9/11 Memorial Architect Joins Panel Discussing the Kinship Between Memory and Architecture

9/11 Memorial Architect Joins Panel Discussing the Kinship Between Memory and Architecture

Architect Michael Arad stands inside one of the reflecting pools in June 2011 before the 9/11 Memorial was completed. Photo by Amy Dreher.

Tomorrow evening, the architect of the 9/11 Memorial, Michael Arad, joins a panel to discuss the relationship between architecture and remembrance. Arad will be joined by the architects of the Pentagon and Shanksville, Pa., memorials, respectively Paul Murdoch and Julie Beckman. The talk, titled “The Architecture of Remembrance,” is part of the fall programming schedule at the 9/11 Memorial Museum. It is also a feature program of Archtober, a month-long festival of architecture activities, programs and more held this month. To attend the free program tomorrow, please RSVP.

In Feb. 8, 2010, Arad sat down for an oral history and talked about what led him to formulate his design for a 9/11 memorial he called “Reflecting Absence” before there was an official design competition. Here is an excerpt from that recording given by 9/11 Memorial Museum oral historian Amy Weinstein.

Arad: I had this idea for a memorial that kept eating away at me and I just had to explore it further. For some reason I thought about a memorial actually out in the Hudson River. . . I had this idea of these two voids that would be carved or cut or break the surface of the river, and water would spill into them and these voids would never fill up. This sense of something being torn apart and not mending. That despite all this water that flows into these voids they would never disappear and that sense of absence that I felt was persistent and made visibly persistent.
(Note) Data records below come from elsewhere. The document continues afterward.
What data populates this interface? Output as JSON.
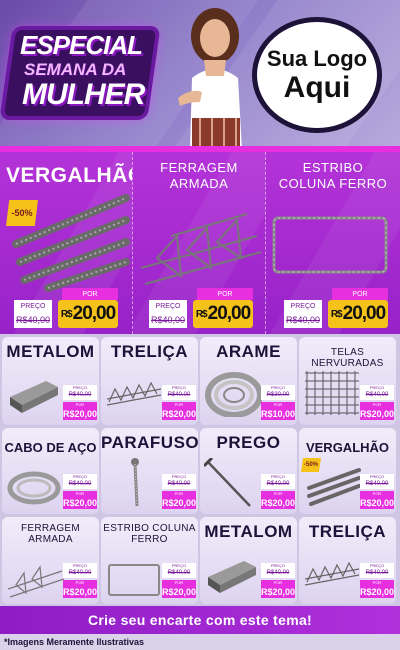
{
  "header": {
    "promo_line1": "ESPECIAL",
    "promo_line2": "SEMANA DA",
    "promo_line3": "MULHER",
    "logo_line1": "Sua Logo",
    "logo_line2": "Aqui"
  },
  "featured": [
    {
      "title": "VERGALHÃO",
      "discount": "-50%",
      "preco_label": "PREÇO",
      "old_price": "R$40,00",
      "por_label": "POR",
      "currency": "R$",
      "new_price": "20,00"
    },
    {
      "title_line1": "FERRAGEM",
      "title_line2": "ARMADA",
      "preco_label": "PREÇO",
      "old_price": "R$40,00",
      "por_label": "POR",
      "currency": "R$",
      "new_price": "20,00"
    },
    {
      "title_line1": "ESTRIBO",
      "title_line2": "COLUNA FERRO",
      "preco_label": "PREÇO",
      "old_price": "R$40,00",
      "por_label": "POR",
      "currency": "R$",
      "new_price": "20,00"
    }
  ],
  "grid": [
    {
      "title": "METALOM",
      "old_price": "R$40,00",
      "new_price": "R$20,00"
    },
    {
      "title": "TRELIÇA",
      "old_price": "R$40,00",
      "new_price": "R$20,00"
    },
    {
      "title": "ARAME",
      "old_price": "R$30,00",
      "new_price": "R$10,00"
    },
    {
      "title_line1": "TELAS",
      "title_line2": "NERVURADAS",
      "old_price": "R$40,00",
      "new_price": "R$20,00"
    },
    {
      "title": "CABO DE AÇO",
      "old_price": "R$40,00",
      "new_price": "R$20,00"
    },
    {
      "title": "PARAFUSO",
      "old_price": "R$40,00",
      "new_price": "R$20,00"
    },
    {
      "title": "PREGO",
      "old_price": "R$40,00",
      "new_price": "R$20,00"
    },
    {
      "title": "VERGALHÃO",
      "discount": "-50%",
      "old_price": "R$40,00",
      "new_price": "R$20,00"
    },
    {
      "title_line1": "FERRAGEM",
      "title_line2": "ARMADA",
      "old_price": "R$40,00",
      "new_price": "R$20,00"
    },
    {
      "title_line1": "ESTRIBO COLUNA",
      "title_line2": "FERRO",
      "old_price": "R$40,00",
      "new_price": "R$20,00"
    },
    {
      "title": "METALOM",
      "old_price": "R$40,00",
      "new_price": "R$20,00"
    },
    {
      "title": "TRELIÇA",
      "old_price": "R$40,00",
      "new_price": "R$20,00"
    }
  ],
  "price_labels": {
    "preco": "PREÇO",
    "por": "POR"
  },
  "cta": "Crie seu encarte com este tema!",
  "footnote": "*Imagens Meramente Ilustrativas",
  "colors": {
    "accent": "#e72fe0",
    "featured_bg": "#a82bd2",
    "price_yellow": "#f5c21a",
    "dark_text": "#1d1238"
  }
}
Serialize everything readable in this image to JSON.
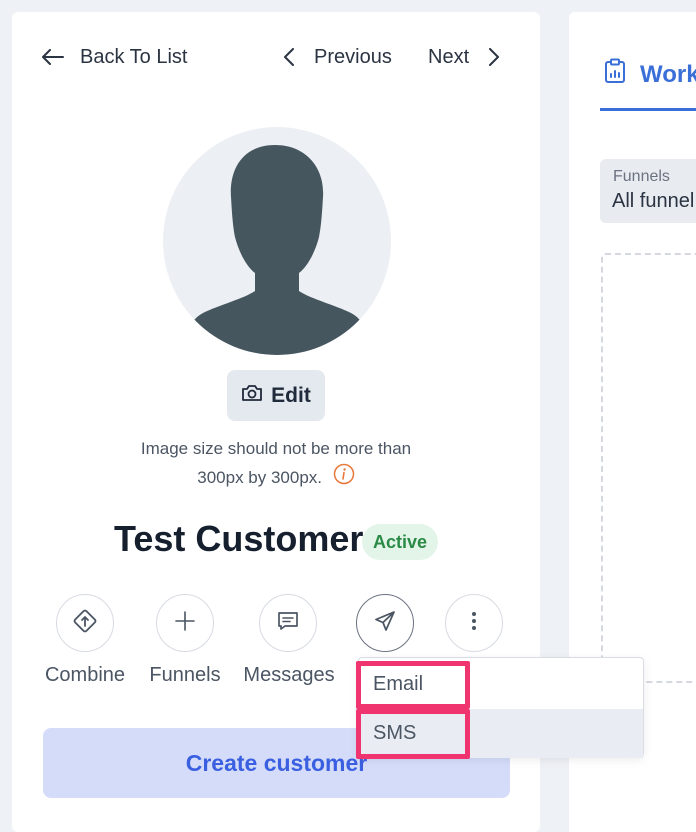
{
  "nav": {
    "back_label": "Back To List",
    "previous_label": "Previous",
    "next_label": "Next"
  },
  "profile": {
    "edit_label": "Edit",
    "image_hint_line1": "Image size should not be more than",
    "image_hint_line2": "300px by 300px.",
    "name": "Test Customer",
    "status": "Active"
  },
  "actions": [
    {
      "label": "Combine",
      "icon": "combine-icon"
    },
    {
      "label": "Funnels",
      "icon": "plus-icon"
    },
    {
      "label": "Messages",
      "icon": "message-icon"
    },
    {
      "label": "",
      "icon": "send-icon"
    },
    {
      "label": "",
      "icon": "more-vertical-icon"
    }
  ],
  "send_menu": {
    "items": [
      "Email",
      "SMS"
    ],
    "hovered": "SMS"
  },
  "create_button_label": "Create customer",
  "right_panel": {
    "tab_label": "Work",
    "funnels_label": "Funnels",
    "funnels_value": "All funnel"
  },
  "colors": {
    "accent": "#3a6fd8",
    "status_bg": "#e3f4e8",
    "status_text": "#2a8a46",
    "highlight": "#f0346f",
    "create_bg": "#d4dcf9"
  }
}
I ended up figuring out a way to design this fountain that I imagined out in the Hudson River. I thought it is one thing to imagine it and sketch it and draw it, I really had to build a little model to see what it would look like in physical form…

I remember the very first moment when we sort of plugged it in and filled it up and all of a sudden I could see that image of the surface of the water broken by those two voids. It was a very gratifying and exciting moment for me. But I set it aside. Actually, I took it home, brought it back up to my rooftop. Took a few pictures of it with the skyline of the city beyond, reflected on the surface of the fountain and these voids in the surface of the fountain. It was very much as I imagined the view might be from New Jersey looking across toward New York, with these voids in the river and the skyline beyond, and the absence in the skyline being made manifest in some way in the surface of the river.

I had this model and I had those pictures and I really didn’t know what to do with it. I set it aside and came back to it maybe a year later, or a few months later, when the competition for the actual memorial site was announced.

By 9/11 Memorial Staff